**Work item:**
Among the entries that follow, find every line with the word "сегодня" and copy it.

[App and web page records]
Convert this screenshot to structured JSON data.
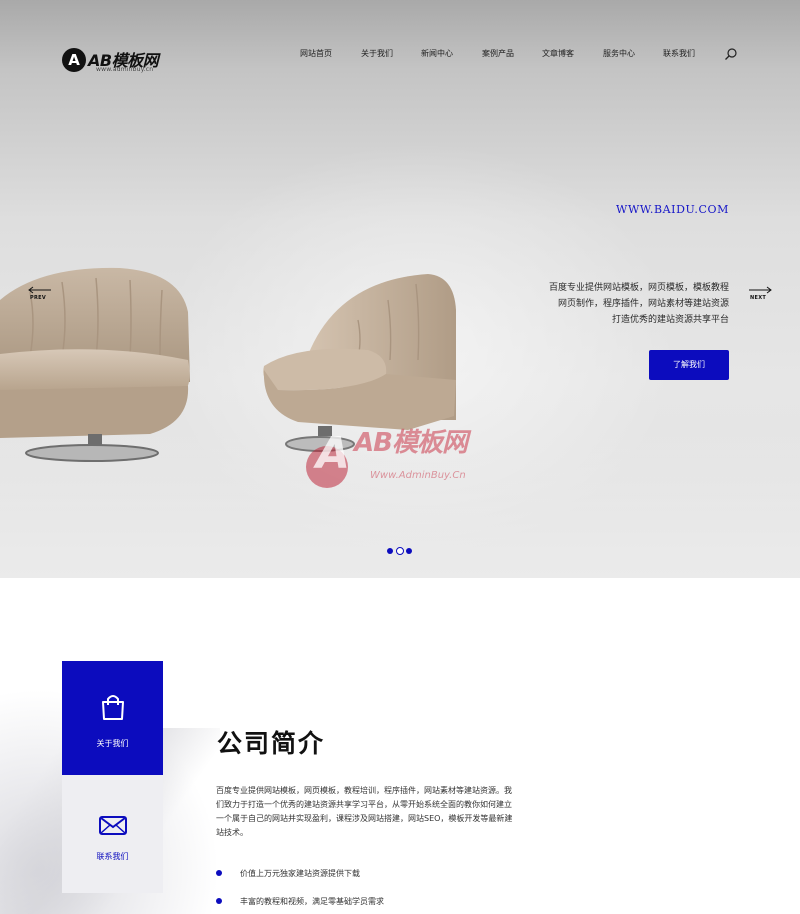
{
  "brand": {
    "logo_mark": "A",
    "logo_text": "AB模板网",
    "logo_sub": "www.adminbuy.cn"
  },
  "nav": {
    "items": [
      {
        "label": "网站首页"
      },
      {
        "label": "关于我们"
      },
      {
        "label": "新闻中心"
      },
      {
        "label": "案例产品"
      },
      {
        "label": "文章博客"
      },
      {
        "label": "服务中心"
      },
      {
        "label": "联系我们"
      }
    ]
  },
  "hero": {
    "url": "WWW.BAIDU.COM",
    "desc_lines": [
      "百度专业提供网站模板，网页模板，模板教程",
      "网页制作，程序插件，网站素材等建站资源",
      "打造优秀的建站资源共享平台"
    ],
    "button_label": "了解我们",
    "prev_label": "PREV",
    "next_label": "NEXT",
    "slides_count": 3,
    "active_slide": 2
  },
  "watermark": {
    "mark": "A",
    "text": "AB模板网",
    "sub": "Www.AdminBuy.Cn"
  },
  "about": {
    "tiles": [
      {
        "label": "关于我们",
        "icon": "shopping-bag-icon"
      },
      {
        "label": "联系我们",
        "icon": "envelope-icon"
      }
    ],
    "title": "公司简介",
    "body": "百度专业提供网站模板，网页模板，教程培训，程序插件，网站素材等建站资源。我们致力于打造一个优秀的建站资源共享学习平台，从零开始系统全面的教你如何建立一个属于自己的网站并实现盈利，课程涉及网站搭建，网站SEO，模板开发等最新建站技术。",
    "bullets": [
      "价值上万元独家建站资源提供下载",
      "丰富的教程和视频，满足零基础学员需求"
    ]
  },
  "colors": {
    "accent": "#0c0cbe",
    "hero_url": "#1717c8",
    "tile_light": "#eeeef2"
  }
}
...
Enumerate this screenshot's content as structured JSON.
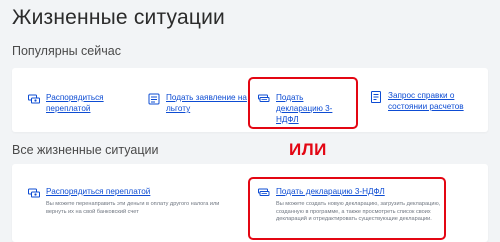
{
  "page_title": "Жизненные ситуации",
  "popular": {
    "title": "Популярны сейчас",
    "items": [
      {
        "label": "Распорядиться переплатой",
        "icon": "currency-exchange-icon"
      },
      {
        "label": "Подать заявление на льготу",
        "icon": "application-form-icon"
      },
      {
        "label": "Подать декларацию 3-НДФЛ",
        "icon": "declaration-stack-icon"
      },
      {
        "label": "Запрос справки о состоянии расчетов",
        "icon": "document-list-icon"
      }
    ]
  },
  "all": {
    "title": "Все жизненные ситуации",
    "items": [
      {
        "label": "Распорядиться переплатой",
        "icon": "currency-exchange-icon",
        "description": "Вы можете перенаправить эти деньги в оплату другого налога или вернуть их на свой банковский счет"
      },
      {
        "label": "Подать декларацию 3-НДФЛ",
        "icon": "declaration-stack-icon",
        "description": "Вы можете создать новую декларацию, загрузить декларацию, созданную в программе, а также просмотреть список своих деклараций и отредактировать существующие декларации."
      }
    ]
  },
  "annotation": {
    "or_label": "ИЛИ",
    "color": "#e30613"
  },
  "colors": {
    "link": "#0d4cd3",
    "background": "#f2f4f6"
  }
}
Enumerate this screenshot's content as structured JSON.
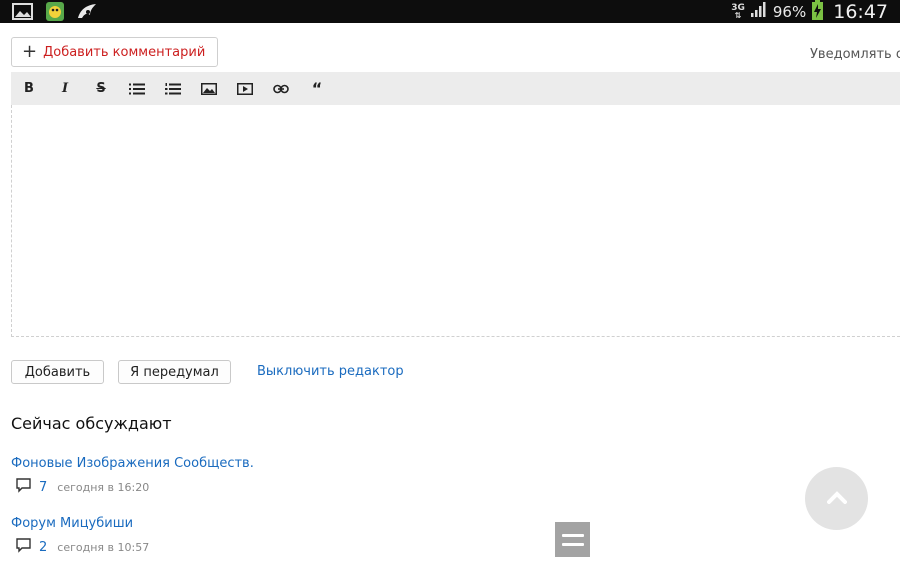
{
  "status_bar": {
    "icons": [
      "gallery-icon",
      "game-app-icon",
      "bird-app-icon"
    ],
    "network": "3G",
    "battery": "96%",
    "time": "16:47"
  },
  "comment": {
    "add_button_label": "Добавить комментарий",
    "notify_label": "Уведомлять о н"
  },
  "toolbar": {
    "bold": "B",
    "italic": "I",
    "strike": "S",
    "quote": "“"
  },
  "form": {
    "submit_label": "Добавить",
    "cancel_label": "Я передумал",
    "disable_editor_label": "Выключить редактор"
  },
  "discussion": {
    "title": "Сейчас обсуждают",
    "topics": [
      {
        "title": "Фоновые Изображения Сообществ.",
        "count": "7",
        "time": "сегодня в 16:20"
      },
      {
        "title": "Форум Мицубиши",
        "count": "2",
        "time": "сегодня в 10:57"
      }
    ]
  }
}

**Response below:**
        "time": "сегодня в 16:20"
        "time": "сегодня в 10:57"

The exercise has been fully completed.